■ REQUIRED ACTION ■
Copy out each line in the listing below where the word "this" appears.

--- THE DATA ---

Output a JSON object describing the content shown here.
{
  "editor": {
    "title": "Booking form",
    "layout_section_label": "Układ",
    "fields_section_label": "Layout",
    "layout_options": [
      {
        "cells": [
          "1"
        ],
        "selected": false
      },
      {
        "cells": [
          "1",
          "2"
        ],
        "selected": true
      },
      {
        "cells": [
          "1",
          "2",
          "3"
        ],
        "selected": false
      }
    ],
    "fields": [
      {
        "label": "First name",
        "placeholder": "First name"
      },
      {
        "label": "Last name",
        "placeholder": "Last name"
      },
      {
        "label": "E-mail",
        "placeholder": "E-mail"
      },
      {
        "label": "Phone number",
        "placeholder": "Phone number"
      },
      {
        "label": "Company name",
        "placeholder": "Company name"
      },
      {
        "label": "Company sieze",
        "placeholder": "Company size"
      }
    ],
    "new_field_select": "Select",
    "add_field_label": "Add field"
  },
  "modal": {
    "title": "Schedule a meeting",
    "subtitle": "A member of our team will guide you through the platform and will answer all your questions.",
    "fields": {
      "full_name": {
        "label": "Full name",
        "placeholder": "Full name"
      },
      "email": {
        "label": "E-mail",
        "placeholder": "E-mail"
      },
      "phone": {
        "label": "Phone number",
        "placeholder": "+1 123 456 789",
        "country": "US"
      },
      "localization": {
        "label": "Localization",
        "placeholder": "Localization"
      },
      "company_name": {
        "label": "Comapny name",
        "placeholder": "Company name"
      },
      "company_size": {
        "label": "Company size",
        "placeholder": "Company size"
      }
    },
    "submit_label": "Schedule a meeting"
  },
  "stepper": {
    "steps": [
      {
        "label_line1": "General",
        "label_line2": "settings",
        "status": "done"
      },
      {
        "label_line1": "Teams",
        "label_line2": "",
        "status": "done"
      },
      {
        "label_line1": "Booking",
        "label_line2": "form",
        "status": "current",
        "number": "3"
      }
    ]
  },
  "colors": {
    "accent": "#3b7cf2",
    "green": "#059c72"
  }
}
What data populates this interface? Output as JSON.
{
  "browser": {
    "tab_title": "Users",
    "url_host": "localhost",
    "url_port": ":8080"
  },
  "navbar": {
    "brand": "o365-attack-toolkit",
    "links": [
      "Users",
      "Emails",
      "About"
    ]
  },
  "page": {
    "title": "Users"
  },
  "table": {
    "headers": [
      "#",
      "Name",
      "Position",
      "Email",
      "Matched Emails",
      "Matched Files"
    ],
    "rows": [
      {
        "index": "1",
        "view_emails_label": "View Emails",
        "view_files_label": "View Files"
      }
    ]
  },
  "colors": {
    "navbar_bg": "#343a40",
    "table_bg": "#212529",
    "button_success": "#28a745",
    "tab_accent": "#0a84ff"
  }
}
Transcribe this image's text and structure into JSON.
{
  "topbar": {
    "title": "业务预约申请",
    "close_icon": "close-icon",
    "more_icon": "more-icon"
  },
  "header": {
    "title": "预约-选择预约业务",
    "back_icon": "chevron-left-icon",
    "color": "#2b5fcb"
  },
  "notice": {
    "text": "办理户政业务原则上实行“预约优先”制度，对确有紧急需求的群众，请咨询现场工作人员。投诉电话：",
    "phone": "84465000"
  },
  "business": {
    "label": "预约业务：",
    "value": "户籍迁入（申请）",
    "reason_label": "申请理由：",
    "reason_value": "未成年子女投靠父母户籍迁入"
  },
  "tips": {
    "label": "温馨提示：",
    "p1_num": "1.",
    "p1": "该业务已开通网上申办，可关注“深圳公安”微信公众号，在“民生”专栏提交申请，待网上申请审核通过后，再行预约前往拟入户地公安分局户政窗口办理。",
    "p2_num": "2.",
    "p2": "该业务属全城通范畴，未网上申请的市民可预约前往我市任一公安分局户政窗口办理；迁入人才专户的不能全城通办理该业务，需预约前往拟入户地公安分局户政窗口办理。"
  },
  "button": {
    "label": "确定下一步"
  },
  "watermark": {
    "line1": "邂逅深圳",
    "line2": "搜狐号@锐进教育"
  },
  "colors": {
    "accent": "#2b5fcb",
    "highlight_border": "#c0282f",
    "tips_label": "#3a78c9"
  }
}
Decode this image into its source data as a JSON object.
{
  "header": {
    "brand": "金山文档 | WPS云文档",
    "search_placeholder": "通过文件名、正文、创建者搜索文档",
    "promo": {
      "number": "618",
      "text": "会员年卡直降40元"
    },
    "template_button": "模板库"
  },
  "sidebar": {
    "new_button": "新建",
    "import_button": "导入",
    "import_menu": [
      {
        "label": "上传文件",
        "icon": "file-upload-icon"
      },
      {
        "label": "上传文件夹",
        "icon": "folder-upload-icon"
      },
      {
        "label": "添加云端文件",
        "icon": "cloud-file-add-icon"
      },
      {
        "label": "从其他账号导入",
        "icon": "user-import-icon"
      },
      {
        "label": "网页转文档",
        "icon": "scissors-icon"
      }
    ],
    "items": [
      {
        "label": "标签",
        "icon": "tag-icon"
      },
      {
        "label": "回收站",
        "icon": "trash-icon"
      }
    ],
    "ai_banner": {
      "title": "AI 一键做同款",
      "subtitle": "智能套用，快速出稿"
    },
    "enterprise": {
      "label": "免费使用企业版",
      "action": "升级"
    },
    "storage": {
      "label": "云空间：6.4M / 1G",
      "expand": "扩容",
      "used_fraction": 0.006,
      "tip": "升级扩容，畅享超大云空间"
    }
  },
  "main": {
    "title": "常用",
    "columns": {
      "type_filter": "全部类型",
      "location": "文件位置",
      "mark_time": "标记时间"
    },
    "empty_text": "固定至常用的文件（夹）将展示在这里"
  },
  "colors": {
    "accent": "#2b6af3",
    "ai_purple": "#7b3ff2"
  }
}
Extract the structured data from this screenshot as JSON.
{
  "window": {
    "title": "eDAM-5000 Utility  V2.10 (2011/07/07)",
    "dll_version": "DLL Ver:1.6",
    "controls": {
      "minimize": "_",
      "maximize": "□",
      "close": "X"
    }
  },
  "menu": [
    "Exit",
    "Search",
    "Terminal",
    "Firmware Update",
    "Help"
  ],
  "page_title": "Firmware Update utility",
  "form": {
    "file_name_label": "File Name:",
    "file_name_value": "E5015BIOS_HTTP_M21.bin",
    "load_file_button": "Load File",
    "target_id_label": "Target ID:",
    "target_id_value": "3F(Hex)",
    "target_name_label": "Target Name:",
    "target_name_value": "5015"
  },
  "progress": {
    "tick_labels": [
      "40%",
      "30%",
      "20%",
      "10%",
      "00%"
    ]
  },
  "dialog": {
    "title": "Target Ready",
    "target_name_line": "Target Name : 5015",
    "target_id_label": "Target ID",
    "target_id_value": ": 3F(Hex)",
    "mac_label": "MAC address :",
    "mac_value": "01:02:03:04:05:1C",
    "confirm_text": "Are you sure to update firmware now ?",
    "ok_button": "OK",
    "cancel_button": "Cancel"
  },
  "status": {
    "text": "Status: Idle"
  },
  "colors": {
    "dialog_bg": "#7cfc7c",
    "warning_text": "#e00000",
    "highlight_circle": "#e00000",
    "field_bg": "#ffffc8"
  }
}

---

■ ANSWER BELOW ■
What data populates this interface? Output as JSON.
Transcribe this image's text and structure into JSON.
Decode this image into its source data as a JSON object.
Extract the structured data from this screenshot as JSON.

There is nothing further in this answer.